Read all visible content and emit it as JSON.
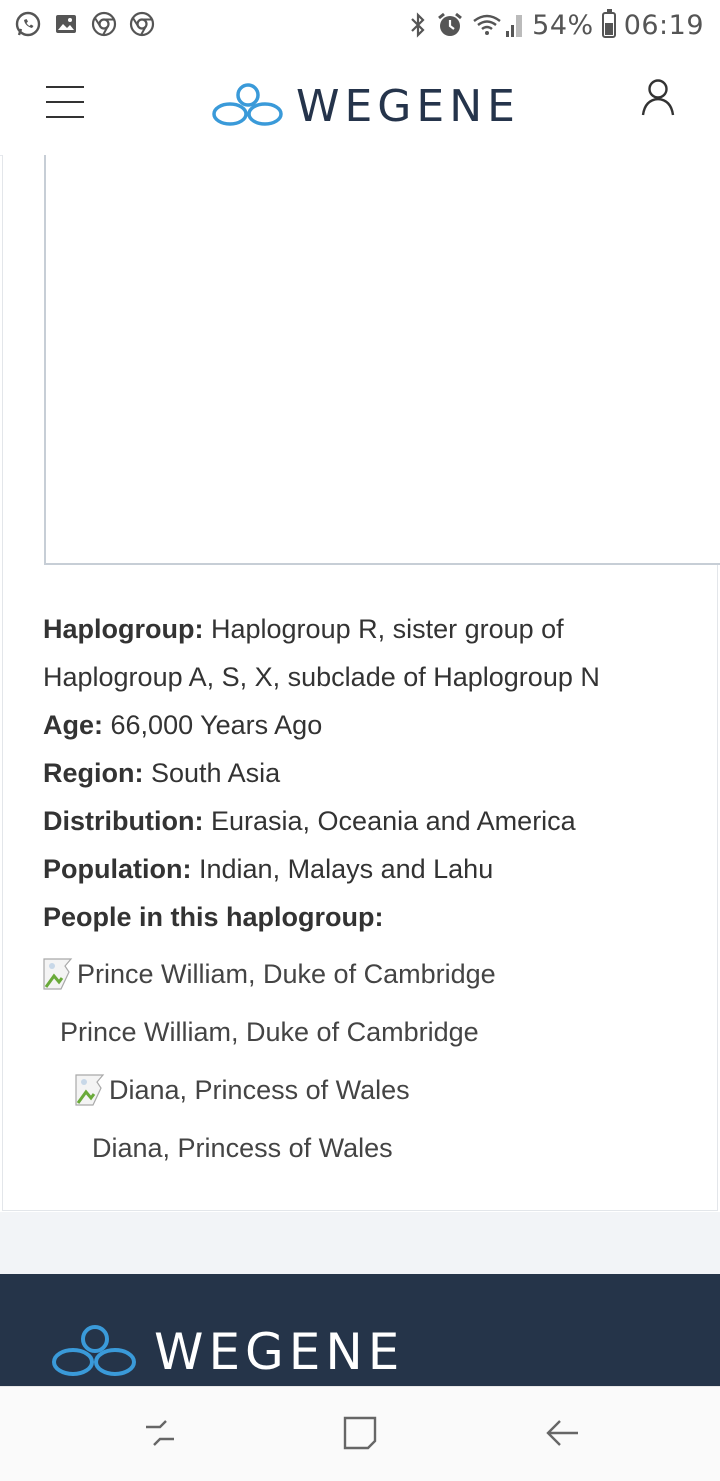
{
  "status_bar": {
    "left_icons": [
      "whatsapp-icon",
      "gallery-icon",
      "chrome-icon",
      "chrome-icon"
    ],
    "battery": "54%",
    "time": "06:19",
    "battery_level": 0.54
  },
  "header": {
    "brand": "WEGENE",
    "menu_icon": "hamburger-menu-icon",
    "user_icon": "user-icon"
  },
  "info": {
    "haplogroup_label": "Haplogroup:",
    "haplogroup_value": "Haplogroup R, sister group of Haplogroup A, S, X, subclade of Haplogroup N",
    "age_label": "Age:",
    "age_value": "66,000 Years Ago",
    "region_label": "Region:",
    "region_value": "South Asia",
    "distribution_label": "Distribution:",
    "distribution_value": "Eurasia, Oceania and America",
    "population_label": "Population:",
    "population_value": "Indian, Malays and Lahu",
    "people_label": "People in this haplogroup:"
  },
  "people": [
    {
      "image_alt": "Prince William, Duke of Cambridge",
      "caption": "Prince William, Duke of Cambridge"
    },
    {
      "image_alt": "Diana, Princess of Wales",
      "caption": "Diana, Princess of Wales"
    }
  ],
  "footer": {
    "brand": "WEGENE"
  },
  "colors": {
    "brand_blue": "#3a9ad9",
    "brand_dark": "#25344b",
    "footer_bg": "#253449"
  }
}
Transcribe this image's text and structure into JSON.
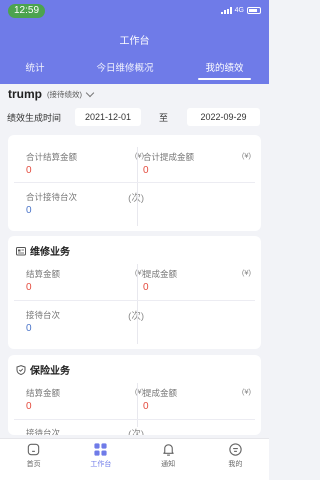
{
  "status_bar": {
    "time": "12:59",
    "network": "4G"
  },
  "header": {
    "title": "工作台"
  },
  "tabs": [
    {
      "label": "统计"
    },
    {
      "label": "今日维修概况"
    },
    {
      "label": "我的绩效"
    }
  ],
  "user": {
    "name": "trump",
    "role": "(接待绩效)"
  },
  "date_filter": {
    "label": "绩效生成时间",
    "from": "2021-12-01",
    "separator": "至",
    "to": "2022-09-29"
  },
  "summary": {
    "settle_total": {
      "label": "合计结算金额",
      "unit": "(¥)",
      "value": "0"
    },
    "commission_total": {
      "label": "合计提成金额",
      "unit": "(¥)",
      "value": "0"
    },
    "reception_total": {
      "label": "合计接待台次",
      "unit": "(次)",
      "value": "0"
    }
  },
  "repair": {
    "title": "维修业务",
    "settle": {
      "label": "结算金额",
      "unit": "(¥)",
      "value": "0"
    },
    "commission": {
      "label": "提成金额",
      "unit": "(¥)",
      "value": "0"
    },
    "reception": {
      "label": "接待台次",
      "unit": "(次)",
      "value": "0"
    }
  },
  "insurance": {
    "title": "保险业务",
    "settle": {
      "label": "结算金额",
      "unit": "(¥)",
      "value": "0"
    },
    "commission": {
      "label": "提成金额",
      "unit": "(¥)",
      "value": "0"
    },
    "reception": {
      "label": "接待台次",
      "unit": "(次)",
      "value": ""
    }
  },
  "bottom_nav": [
    {
      "label": "首页",
      "icon": "home-icon"
    },
    {
      "label": "工作台",
      "icon": "grid-icon"
    },
    {
      "label": "通知",
      "icon": "bell-icon"
    },
    {
      "label": "我的",
      "icon": "profile-icon"
    }
  ],
  "colors": {
    "primary": "#6f7be8",
    "value_red": "#e44b3e",
    "value_blue": "#4a74c9",
    "status_green": "#4ca34f"
  }
}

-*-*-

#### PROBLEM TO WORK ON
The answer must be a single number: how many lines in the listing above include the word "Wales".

#### RESPONSE TO THE TASK
2